-------- DATA TO USE

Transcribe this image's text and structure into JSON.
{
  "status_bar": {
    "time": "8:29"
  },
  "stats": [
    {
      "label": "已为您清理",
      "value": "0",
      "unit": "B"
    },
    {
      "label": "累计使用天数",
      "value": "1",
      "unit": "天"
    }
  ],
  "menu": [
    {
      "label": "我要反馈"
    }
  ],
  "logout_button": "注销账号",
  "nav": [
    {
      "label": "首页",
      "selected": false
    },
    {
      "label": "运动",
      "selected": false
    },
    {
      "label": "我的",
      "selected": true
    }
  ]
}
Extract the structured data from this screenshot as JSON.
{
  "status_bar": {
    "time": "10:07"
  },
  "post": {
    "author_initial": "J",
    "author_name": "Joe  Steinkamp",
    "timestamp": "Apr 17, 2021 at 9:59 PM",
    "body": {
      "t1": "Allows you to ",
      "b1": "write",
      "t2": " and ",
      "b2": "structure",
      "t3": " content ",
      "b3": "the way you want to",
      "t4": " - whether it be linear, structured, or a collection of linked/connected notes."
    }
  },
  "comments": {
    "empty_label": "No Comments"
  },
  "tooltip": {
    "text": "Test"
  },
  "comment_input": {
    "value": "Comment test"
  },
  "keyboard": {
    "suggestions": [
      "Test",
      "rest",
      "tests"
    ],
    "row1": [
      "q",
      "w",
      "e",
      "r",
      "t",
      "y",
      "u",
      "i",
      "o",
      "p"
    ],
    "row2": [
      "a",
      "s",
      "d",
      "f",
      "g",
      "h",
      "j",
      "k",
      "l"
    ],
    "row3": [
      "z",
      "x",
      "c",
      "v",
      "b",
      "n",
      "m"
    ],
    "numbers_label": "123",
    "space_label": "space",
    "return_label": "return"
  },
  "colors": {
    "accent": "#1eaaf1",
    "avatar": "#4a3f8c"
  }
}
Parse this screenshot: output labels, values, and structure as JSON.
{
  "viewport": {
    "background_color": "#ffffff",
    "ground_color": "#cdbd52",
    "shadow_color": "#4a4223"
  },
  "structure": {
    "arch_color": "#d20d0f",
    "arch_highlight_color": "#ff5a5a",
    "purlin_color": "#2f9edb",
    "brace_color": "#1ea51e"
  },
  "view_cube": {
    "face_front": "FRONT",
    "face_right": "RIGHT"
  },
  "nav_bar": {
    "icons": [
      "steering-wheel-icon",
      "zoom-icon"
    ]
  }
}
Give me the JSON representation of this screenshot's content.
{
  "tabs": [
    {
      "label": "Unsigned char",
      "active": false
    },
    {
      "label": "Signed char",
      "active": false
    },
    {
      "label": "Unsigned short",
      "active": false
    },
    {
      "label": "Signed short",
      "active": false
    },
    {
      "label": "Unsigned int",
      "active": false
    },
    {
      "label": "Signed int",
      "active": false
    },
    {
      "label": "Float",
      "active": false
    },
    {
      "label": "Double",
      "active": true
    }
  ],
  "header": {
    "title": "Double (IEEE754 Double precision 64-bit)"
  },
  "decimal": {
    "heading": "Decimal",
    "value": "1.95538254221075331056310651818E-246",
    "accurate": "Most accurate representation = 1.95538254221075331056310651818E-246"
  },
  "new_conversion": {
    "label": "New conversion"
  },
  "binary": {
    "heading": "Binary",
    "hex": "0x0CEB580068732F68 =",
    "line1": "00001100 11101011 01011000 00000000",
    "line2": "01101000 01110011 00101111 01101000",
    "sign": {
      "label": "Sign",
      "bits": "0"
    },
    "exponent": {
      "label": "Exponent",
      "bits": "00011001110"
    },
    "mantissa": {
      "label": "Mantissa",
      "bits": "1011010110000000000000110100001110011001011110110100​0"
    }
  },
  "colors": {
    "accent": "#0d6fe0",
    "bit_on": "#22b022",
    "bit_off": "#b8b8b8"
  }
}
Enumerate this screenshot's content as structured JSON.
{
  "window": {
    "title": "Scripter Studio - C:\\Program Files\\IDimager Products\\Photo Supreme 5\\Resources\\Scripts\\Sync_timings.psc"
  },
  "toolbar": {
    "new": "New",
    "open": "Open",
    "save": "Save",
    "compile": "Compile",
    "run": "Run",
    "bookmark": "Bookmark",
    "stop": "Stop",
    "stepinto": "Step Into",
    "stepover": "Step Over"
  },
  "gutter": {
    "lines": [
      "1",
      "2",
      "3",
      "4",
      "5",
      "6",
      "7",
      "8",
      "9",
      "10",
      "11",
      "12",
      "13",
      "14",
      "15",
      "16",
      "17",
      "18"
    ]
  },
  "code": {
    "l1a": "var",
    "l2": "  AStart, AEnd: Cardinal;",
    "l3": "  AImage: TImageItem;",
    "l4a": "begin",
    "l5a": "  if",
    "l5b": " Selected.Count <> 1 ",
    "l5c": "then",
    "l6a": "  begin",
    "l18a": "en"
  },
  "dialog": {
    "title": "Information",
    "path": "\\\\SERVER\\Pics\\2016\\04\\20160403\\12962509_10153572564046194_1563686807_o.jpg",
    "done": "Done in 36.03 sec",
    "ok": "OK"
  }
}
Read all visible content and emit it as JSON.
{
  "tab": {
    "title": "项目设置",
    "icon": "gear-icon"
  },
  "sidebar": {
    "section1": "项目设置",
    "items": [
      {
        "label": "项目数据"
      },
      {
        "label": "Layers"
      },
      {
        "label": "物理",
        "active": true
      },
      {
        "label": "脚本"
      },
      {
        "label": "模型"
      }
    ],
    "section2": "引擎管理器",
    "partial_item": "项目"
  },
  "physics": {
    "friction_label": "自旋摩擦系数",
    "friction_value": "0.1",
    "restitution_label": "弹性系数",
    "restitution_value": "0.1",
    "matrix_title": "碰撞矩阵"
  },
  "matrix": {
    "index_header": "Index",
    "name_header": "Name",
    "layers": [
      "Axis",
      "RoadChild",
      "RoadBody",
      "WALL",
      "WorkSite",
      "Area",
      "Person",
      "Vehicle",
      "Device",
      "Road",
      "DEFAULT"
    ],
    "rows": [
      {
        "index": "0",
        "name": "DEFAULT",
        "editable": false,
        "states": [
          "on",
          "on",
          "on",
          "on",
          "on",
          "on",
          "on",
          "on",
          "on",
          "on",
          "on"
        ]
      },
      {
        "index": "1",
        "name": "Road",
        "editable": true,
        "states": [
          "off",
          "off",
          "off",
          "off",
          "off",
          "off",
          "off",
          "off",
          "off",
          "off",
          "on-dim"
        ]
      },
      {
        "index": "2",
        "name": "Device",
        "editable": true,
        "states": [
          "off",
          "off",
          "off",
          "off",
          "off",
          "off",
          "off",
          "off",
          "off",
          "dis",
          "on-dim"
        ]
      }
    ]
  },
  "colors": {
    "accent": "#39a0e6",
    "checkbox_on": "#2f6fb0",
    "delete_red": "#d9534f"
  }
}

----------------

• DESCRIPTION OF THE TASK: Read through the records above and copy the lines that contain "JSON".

• RESPONSE TO THE EXERCISE:
Transcribe this image's text and structure into JSON.
Extract the structured data from this screenshot as JSON.
Parse this screenshot: output labels, values, and structure as JSON.
Give me the JSON representation of this screenshot's content.
Enumerate this screenshot's content as structured JSON.
Read all visible content and emit it as JSON.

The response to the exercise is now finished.